## WHAT THE TASK REQUIRES
The answer should contain all of the records below, each one copied word for word.

Items from a dataset:
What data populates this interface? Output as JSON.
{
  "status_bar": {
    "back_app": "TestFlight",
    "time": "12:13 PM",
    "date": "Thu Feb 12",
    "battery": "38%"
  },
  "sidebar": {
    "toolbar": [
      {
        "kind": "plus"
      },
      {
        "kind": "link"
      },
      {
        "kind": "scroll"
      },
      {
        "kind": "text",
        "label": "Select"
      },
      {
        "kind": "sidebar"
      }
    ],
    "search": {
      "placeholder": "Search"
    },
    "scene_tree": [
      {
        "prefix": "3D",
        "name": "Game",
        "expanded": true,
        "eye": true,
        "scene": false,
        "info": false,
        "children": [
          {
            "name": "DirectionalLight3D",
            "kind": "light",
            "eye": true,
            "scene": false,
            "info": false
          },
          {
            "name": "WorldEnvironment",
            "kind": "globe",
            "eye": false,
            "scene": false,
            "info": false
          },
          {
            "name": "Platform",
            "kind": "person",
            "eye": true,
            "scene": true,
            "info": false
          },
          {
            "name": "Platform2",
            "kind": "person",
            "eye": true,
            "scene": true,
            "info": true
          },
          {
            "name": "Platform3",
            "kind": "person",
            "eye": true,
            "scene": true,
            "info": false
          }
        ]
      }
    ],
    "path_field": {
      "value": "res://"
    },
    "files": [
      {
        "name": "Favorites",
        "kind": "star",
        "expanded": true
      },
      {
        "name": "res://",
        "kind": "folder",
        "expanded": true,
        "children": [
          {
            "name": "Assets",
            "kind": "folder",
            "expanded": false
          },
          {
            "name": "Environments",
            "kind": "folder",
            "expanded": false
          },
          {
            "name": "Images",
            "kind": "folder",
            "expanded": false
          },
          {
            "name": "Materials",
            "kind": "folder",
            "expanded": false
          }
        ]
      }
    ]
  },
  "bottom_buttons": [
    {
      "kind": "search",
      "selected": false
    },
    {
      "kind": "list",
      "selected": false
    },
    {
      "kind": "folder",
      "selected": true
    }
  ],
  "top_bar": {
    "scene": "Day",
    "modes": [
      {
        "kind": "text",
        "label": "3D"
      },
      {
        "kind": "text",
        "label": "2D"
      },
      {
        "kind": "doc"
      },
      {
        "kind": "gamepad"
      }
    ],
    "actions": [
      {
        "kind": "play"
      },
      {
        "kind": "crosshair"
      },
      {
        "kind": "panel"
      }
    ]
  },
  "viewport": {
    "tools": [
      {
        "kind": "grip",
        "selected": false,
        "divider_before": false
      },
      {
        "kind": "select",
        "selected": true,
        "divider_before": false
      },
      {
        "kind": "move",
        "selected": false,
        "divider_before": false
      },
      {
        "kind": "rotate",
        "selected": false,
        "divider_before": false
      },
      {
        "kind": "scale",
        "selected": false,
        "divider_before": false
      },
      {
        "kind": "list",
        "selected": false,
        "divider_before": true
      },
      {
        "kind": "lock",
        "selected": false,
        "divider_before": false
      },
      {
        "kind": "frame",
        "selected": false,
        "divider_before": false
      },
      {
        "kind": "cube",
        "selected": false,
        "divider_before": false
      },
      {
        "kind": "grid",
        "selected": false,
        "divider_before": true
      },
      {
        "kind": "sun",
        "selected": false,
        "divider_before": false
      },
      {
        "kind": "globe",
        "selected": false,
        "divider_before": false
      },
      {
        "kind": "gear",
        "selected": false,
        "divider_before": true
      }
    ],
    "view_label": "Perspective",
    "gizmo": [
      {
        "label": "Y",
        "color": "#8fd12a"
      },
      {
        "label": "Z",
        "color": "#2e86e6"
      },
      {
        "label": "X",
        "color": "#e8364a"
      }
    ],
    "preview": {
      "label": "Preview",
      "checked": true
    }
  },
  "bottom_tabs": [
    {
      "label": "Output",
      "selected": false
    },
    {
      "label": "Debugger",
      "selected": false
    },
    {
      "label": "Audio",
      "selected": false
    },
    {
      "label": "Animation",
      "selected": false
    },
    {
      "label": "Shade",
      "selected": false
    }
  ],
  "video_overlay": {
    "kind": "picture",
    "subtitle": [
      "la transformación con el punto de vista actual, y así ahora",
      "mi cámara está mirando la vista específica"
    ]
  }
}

## ANSWER SECTION
What data populates this interface? Output as JSON.
{
  "status_bar": {
    "back_app": "TestFlight",
    "time": "12:13 PM",
    "date": "Thu Feb 12",
    "battery": "38%"
  },
  "sidebar": {
    "toolbar": [
      {
        "kind": "plus"
      },
      {
        "kind": "link"
      },
      {
        "kind": "scroll"
      },
      {
        "kind": "text",
        "label": "Select"
      },
      {
        "kind": "sidebar"
      }
    ],
    "search": {
      "placeholder": "Search"
    },
    "scene_tree": [
      {
        "prefix": "3D",
        "name": "Game",
        "expanded": true,
        "eye": true,
        "scene": false,
        "info": false,
        "children": [
          {
            "name": "DirectionalLight3D",
            "kind": "light",
            "eye": true,
            "scene": false,
            "info": false
          },
          {
            "name": "WorldEnvironment",
            "kind": "globe",
            "eye": false,
            "scene": false,
            "info": false
          },
          {
            "name": "Platform",
            "kind": "person",
            "eye": true,
            "scene": true,
            "info": false
          },
          {
            "name": "Platform2",
            "kind": "person",
            "eye": true,
            "scene": true,
            "info": true
          },
          {
            "name": "Platform3",
            "kind": "person",
            "eye": true,
            "scene": true,
            "info": false
          }
        ]
      }
    ],
    "path_field": {
      "value": "res://"
    },
    "files": [
      {
        "name": "Favorites",
        "kind": "star",
        "expanded": true
      },
      {
        "name": "res://",
        "kind": "folder",
        "expanded": true,
        "children": [
          {
            "name": "Assets",
            "kind": "folder",
            "expanded": false
          },
          {
            "name": "Environments",
            "kind": "folder",
            "expanded": false
          },
          {
            "name": "Images",
            "kind": "folder",
            "expanded": false
          },
          {
            "name": "Materials",
            "kind": "folder",
            "expanded": false
          }
        ]
      }
    ]
  },
  "bottom_buttons": [
    {
      "kind": "search",
      "selected": false
    },
    {
      "kind": "list",
      "selected": false
    },
    {
      "kind": "folder",
      "selected": true
    }
  ],
  "top_bar": {
    "scene": "Day",
    "modes": [
      {
        "kind": "text",
        "label": "3D"
      },
      {
        "kind": "text",
        "label": "2D"
      },
      {
        "kind": "doc"
      },
      {
        "kind": "gamepad"
      }
    ],
    "actions": [
      {
        "kind": "play"
      },
      {
        "kind": "crosshair"
      },
      {
        "kind": "panel"
      }
    ]
  },
  "viewport": {
    "tools": [
      {
        "kind": "grip",
        "selected": false,
        "divider_before": false
      },
      {
        "kind": "select",
        "selected": true,
        "divider_before": false
      },
      {
        "kind": "move",
        "selected": false,
        "divider_before": false
      },
      {
        "kind": "rotate",
        "selected": false,
        "divider_before": false
      },
      {
        "kind": "scale",
        "selected": false,
        "divider_before": false
      },
      {
        "kind": "list",
        "selected": false,
        "divider_before": true
      },
      {
        "kind": "lock",
        "selected": false,
        "divider_before": false
      },
      {
        "kind": "frame",
        "selected": false,
        "divider_before": false
      },
      {
        "kind": "cube",
        "selected": false,
        "divider_before": false
      },
      {
        "kind": "grid",
        "selected": false,
        "divider_before": true
      },
      {
        "kind": "sun",
        "selected": false,
        "divider_before": false
      },
      {
        "kind": "globe",
        "selected": false,
        "divider_before": false
      },
      {
        "kind": "gear",
        "selected": false,
        "divider_before": true
      }
    ],
    "view_label": "Perspective",
    "gizmo": [
      {
        "label": "Y",
        "color": "#8fd12a"
      },
      {
        "label": "Z",
        "color": "#2e86e6"
      },
      {
        "label": "X",
        "color": "#e8364a"
      }
    ],
    "preview": {
      "label": "Preview",
      "checked": true
    }
  },
  "bottom_tabs": [
    {
      "label": "Output",
      "selected": false
    },
    {
      "label": "Debugger",
      "selected": false
    },
    {
      "label": "Audio",
      "selected": false
    },
    {
      "label": "Animation",
      "selected": false
    },
    {
      "label": "Shade",
      "selected": false
    }
  ],
  "video_overlay": {
    "kind": "picture",
    "subtitle": [
      "la transformación con el punto de vista actual, y así ahora",
      "mi cámara está mirando la vista específica"
    ]
  }
}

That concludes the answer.